We’ve got one question: Just where the hell are all these jobs affirmative action allegedly took from white folks and gave to black folks? Someone, please help us because, given the tremendous unemployment rate in the black community, we can’t find these jobs. Same goes for university admissions which have driven cases like this.
First of all, the battle over affirmative action has been a joke from the forefront. Affirmative action did not “give” jobs to black folks: For the most part, it merely required folks to stop throwing black people’s job applications in the trash and judge them on merit. Once again, not that many black folks got jobs. And, let’s not talk about all the sham companies white contractors set up with wives to get so-called “minority” set-asides. (We also could show you the books on Indiana law to prove to you that these so-called set asides were merely suggested “goals” with no legal ramifications as long as a prime contractor “looked for” minorities with which to work, but that’s another discussion.) Have there been “abuses?” No doubt, but is that any different from an employers historically passing over qualified blacks, Hispanics and women to hire someone’s “idiot brother-in-law” simply because he was white? Funny no one seems to complain about that kind of affirmative action—or “legacy” admissions into college.
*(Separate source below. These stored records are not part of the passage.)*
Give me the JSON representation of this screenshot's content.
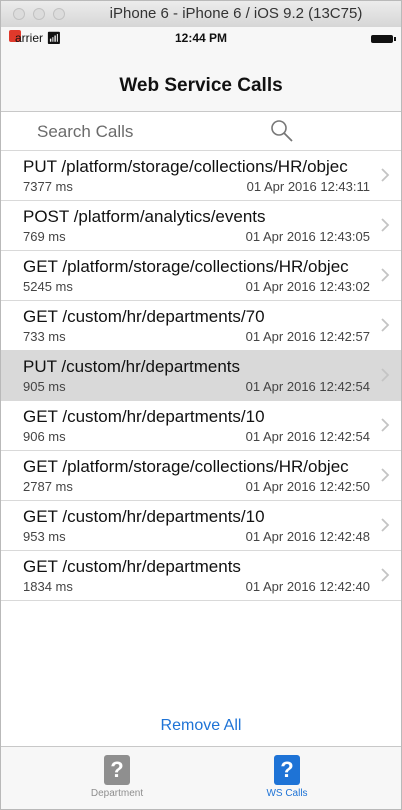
{
  "simulator": {
    "title": "iPhone 6 - iPhone 6 / iOS 9.2 (13C75)"
  },
  "status_bar": {
    "carrier": "arrier",
    "time": "12:44 PM"
  },
  "nav": {
    "title": "Web Service Calls"
  },
  "search": {
    "placeholder": "Search Calls"
  },
  "calls": [
    {
      "title": "PUT /platform/storage/collections/HR/objec",
      "duration": "7377 ms",
      "date": "01 Apr 2016 12:43:11",
      "selected": false
    },
    {
      "title": "POST /platform/analytics/events",
      "duration": "769 ms",
      "date": "01 Apr 2016 12:43:05",
      "selected": false
    },
    {
      "title": "GET /platform/storage/collections/HR/objec",
      "duration": "5245 ms",
      "date": "01 Apr 2016 12:43:02",
      "selected": false
    },
    {
      "title": "GET /custom/hr/departments/70",
      "duration": "733 ms",
      "date": "01 Apr 2016 12:42:57",
      "selected": false
    },
    {
      "title": "PUT /custom/hr/departments",
      "duration": "905 ms",
      "date": "01 Apr 2016 12:42:54",
      "selected": true
    },
    {
      "title": "GET /custom/hr/departments/10",
      "duration": "906 ms",
      "date": "01 Apr 2016 12:42:54",
      "selected": false
    },
    {
      "title": "GET /platform/storage/collections/HR/objec",
      "duration": "2787 ms",
      "date": "01 Apr 2016 12:42:50",
      "selected": false
    },
    {
      "title": "GET /custom/hr/departments/10",
      "duration": "953 ms",
      "date": "01 Apr 2016 12:42:48",
      "selected": false
    },
    {
      "title": "GET /custom/hr/departments",
      "duration": "1834 ms",
      "date": "01 Apr 2016 12:42:40",
      "selected": false
    }
  ],
  "actions": {
    "remove_all": "Remove All"
  },
  "tabs": [
    {
      "label": "Department",
      "icon": "?",
      "active": false
    },
    {
      "label": "WS Calls",
      "icon": "?",
      "active": true
    }
  ],
  "colors": {
    "accent": "#1e73d6",
    "selected_row": "#d9d9d9",
    "inactive_tab": "#8f8f8f"
  }
}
Interestingly, the courts saw no reason to overturn what they insinuated was popularly passed legislation. If we’re not mistaken, the measure had a little help with some misleading marketing. Wasn’t it called something like the Michigan civil rights initiative? Maybe we heard that in a different life.
It will be interesting to look down the road a couple of decades when the U.S. population has completed its shift to a non-white majority to see how many of today’s conservatives will be clamoring for affirmative action once people of another persuasion are running most of the country and making sure their children get the jobs and college slots.
Supreme Court upholds Michigan affirmative action ban
Justice Kennedy said the court lacked the authority to overrule the will of the Michigan voters in this particular case
The US Supreme Court has upheld a voter-approved ban on racial preferences in university admissions in the US state of Michigan.
In a 6-2 ruling, the court said voters there had the right to prohibit public universities from taking race into account in admissions decisions.
It was the latest blow to the 1960s civil rights movement-era system of race-based preferences in admissions.
The decision could spur other states to push for similar ballot initiatives.
“This case is not about how the debate about racial preferences should be resolved. It is about who may resolve it,” Justice Anthony Kennedy wrote in the majority opinion in the case of Schuette v Coalition to Defend Affirmative Action.
“The courts may not disempower the voters from choosing which path to follow,” he added of the court’s decision to reject a challenge to the constitutional amendment, passed by Michigan’s white-majority electorate in 2006.
In his opinion, Justice Kennedy wrote that nothing in the US constitution nor case law provided the court with the authority to undermine the state’s election results on the matter.
But in a stinging dissent, Justice Sonia Sotomayor, the first Hispanic person to sit on the high court, castigated the majority for allowing white voters to undermine the opportunities for advancement that race-based preferences offer to minority Americans.